» **ABOUT THIS TASK**: In the entries below, find every line holding the string "title" and collect it.

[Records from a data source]
···

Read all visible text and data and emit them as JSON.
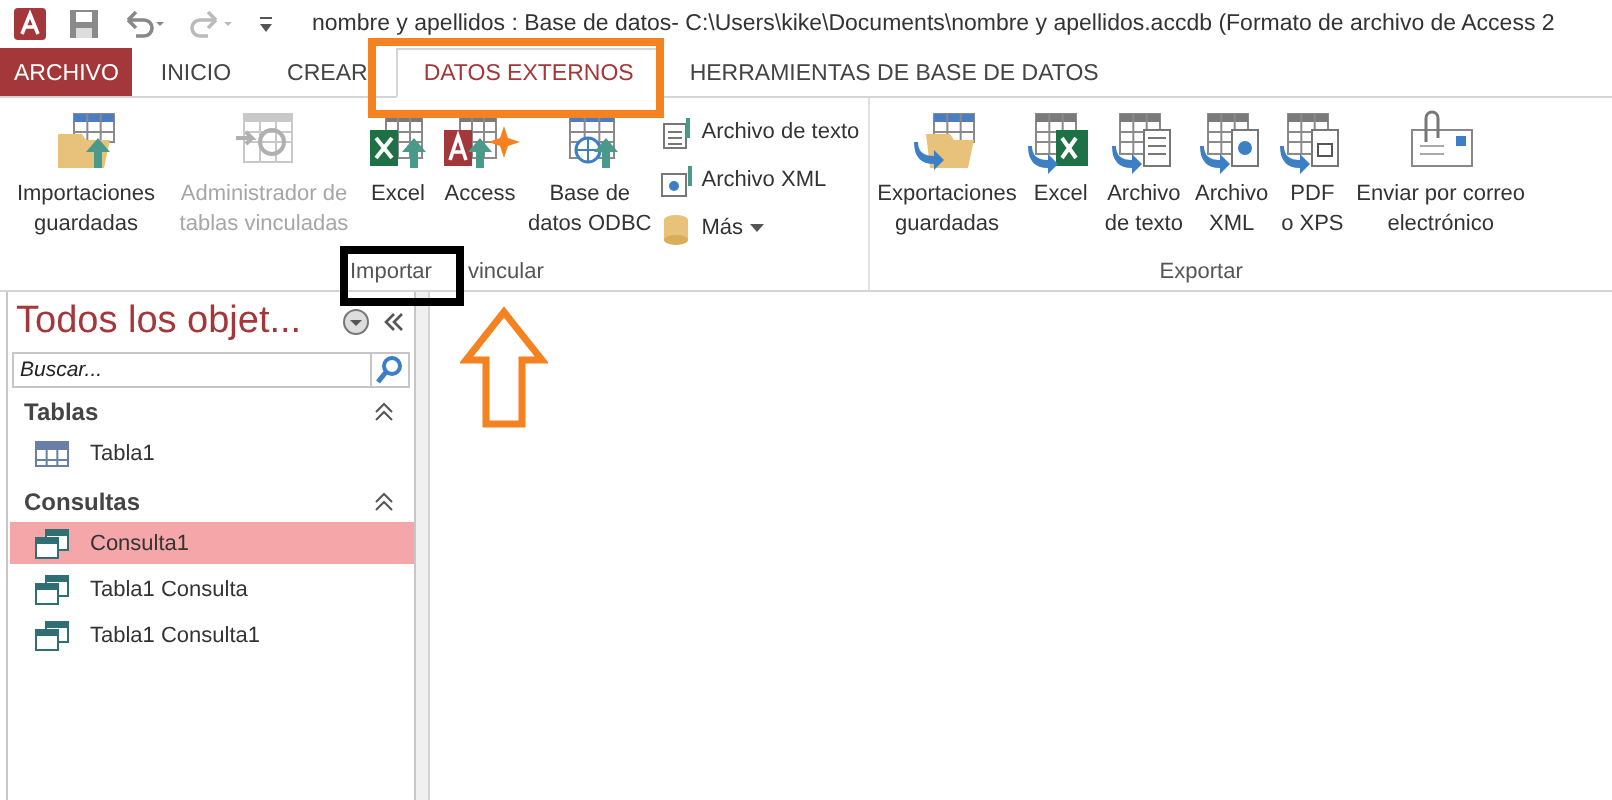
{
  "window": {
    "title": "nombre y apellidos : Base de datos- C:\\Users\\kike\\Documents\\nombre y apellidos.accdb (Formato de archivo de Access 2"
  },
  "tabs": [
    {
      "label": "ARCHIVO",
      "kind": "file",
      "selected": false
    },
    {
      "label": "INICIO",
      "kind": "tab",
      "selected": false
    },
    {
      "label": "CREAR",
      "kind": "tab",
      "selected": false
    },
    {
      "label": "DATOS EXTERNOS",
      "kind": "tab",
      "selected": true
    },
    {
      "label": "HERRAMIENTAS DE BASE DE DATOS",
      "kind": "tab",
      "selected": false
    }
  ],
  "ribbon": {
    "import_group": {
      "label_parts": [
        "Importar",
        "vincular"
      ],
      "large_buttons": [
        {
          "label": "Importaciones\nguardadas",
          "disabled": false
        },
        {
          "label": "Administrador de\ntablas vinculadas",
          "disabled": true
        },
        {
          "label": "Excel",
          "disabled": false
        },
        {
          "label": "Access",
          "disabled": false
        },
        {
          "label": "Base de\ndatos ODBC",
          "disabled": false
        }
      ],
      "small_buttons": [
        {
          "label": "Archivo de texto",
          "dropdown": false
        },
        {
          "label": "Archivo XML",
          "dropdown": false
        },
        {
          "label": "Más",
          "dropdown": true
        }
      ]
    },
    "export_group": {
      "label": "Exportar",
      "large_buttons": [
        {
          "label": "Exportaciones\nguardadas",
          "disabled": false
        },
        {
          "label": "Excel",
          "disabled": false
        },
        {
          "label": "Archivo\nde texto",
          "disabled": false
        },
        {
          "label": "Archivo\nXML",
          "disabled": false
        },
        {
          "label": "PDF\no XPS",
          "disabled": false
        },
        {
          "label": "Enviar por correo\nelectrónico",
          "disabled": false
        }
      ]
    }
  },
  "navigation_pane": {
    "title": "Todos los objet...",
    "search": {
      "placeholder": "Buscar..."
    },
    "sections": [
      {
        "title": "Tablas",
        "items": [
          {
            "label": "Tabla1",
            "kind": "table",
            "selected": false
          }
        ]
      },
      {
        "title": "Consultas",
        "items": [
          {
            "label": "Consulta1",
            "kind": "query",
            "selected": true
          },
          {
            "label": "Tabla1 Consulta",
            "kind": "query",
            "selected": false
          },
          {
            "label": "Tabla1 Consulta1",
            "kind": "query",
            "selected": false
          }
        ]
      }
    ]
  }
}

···

» **OUTPUT FOR THIS EXERCISE**:
    "title": "nombre y apellidos : Base de datos- C:\\Users\\kike\\Documents\\nombre y apellidos.accdb (Formato de archivo de Access 2"
    "title": "Todos los objet...",
        "title": "Tablas",
        "title": "Consultas",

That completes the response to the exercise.